Required action
Counting only lines that contain "Aufrufe", state the total found in the material below. Add nothing else.

Provided data
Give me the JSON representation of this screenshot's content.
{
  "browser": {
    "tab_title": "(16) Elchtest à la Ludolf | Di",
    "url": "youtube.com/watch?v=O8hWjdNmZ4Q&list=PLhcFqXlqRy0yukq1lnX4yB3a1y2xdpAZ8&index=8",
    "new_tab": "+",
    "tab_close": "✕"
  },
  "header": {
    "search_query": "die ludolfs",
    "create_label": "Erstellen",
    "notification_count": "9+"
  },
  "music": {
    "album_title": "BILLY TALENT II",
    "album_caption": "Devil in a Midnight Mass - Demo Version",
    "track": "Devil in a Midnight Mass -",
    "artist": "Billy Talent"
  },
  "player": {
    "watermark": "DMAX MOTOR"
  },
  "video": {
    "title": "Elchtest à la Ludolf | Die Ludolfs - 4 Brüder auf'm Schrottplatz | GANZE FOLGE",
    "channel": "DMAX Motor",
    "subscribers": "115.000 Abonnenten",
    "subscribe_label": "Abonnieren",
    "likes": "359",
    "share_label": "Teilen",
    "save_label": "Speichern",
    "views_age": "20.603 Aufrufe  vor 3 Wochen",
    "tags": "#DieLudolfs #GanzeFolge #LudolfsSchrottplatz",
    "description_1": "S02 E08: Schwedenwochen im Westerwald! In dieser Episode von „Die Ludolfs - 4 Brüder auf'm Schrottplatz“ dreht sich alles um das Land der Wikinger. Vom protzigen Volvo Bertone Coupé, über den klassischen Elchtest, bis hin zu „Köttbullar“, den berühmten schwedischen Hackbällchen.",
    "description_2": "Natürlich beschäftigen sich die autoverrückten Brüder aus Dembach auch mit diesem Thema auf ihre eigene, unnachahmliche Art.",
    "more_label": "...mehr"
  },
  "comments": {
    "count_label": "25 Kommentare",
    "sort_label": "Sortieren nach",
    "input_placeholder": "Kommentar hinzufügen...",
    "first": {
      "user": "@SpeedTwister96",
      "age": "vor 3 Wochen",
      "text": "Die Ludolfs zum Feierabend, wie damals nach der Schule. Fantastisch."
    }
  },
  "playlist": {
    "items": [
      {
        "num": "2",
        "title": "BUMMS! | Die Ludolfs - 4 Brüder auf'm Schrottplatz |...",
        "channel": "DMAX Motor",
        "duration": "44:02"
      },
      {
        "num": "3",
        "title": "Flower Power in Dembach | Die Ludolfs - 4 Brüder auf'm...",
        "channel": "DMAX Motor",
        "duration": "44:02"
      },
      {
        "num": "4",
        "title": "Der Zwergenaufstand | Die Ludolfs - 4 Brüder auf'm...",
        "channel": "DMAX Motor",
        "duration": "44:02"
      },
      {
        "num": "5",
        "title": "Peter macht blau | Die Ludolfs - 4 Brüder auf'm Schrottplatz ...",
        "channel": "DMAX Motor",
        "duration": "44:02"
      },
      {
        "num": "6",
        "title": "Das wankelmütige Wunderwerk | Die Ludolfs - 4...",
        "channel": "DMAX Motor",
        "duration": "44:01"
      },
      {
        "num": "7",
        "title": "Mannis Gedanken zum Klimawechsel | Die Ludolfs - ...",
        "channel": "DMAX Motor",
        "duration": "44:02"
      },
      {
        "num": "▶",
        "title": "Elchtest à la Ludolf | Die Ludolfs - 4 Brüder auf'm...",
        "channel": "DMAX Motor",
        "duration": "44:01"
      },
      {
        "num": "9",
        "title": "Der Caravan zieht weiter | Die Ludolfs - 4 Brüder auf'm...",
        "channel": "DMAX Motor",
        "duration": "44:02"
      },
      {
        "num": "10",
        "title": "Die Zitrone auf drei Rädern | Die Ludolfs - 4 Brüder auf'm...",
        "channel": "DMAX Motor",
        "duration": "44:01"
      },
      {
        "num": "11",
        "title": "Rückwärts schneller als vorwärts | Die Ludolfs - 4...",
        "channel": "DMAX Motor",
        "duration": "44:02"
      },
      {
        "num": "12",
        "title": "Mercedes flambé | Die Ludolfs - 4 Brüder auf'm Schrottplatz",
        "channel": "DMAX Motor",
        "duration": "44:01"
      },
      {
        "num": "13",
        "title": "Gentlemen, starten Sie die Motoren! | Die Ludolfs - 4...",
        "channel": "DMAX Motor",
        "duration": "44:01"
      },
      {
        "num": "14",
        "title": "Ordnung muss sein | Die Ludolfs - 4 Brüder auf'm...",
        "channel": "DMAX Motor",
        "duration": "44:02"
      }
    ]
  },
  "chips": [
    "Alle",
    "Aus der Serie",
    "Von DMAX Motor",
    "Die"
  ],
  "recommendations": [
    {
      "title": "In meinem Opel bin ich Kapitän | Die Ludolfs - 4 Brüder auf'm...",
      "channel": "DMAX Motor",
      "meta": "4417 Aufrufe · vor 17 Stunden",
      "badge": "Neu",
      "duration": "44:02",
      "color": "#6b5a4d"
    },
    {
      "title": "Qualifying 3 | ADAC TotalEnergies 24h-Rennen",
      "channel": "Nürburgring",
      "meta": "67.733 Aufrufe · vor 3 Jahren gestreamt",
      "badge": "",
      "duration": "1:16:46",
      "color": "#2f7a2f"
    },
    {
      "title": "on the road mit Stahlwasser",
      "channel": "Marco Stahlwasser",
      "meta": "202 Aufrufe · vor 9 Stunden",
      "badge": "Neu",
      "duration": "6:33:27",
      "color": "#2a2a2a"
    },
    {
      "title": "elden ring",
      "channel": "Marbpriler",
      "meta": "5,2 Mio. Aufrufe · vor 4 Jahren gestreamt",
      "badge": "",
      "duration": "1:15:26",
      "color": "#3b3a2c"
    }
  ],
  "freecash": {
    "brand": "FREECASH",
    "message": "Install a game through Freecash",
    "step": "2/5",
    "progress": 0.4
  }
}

Response box
5